# [Extracted data]
────
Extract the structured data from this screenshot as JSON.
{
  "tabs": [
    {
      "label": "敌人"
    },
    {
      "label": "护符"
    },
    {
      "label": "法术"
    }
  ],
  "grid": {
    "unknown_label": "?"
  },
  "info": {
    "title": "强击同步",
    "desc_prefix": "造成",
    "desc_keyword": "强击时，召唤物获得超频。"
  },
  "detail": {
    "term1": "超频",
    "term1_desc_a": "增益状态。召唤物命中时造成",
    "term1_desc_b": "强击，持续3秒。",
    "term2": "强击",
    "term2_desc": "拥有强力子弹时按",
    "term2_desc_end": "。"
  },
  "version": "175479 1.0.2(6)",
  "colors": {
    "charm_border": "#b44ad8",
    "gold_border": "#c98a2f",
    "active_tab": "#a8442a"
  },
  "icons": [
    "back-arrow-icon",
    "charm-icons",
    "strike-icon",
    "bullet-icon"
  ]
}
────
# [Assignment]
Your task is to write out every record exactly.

# [Response]
Extract the structured data from this screenshot as JSON.
{
  "tabs": [
    {
      "label": "敌人"
    },
    {
      "label": "护符"
    },
    {
      "label": "法术"
    }
  ],
  "grid": {
    "unknown_label": "?"
  },
  "info": {
    "title": "强击同步",
    "desc_prefix": "造成",
    "desc_keyword": "强击时，召唤物获得超频。"
  },
  "detail": {
    "term1": "超频",
    "term1_desc_a": "增益状态。召唤物命中时造成",
    "term1_desc_b": "强击，持续3秒。",
    "term2": "强击",
    "term2_desc": "拥有强力子弹时按",
    "term2_desc_end": "。"
  },
  "version": "175479 1.0.2(6)",
  "colors": {
    "charm_border": "#b44ad8",
    "gold_border": "#c98a2f",
    "active_tab": "#a8442a"
  },
  "icons": [
    "back-arrow-icon",
    "charm-icons",
    "strike-icon",
    "bullet-icon"
  ]
}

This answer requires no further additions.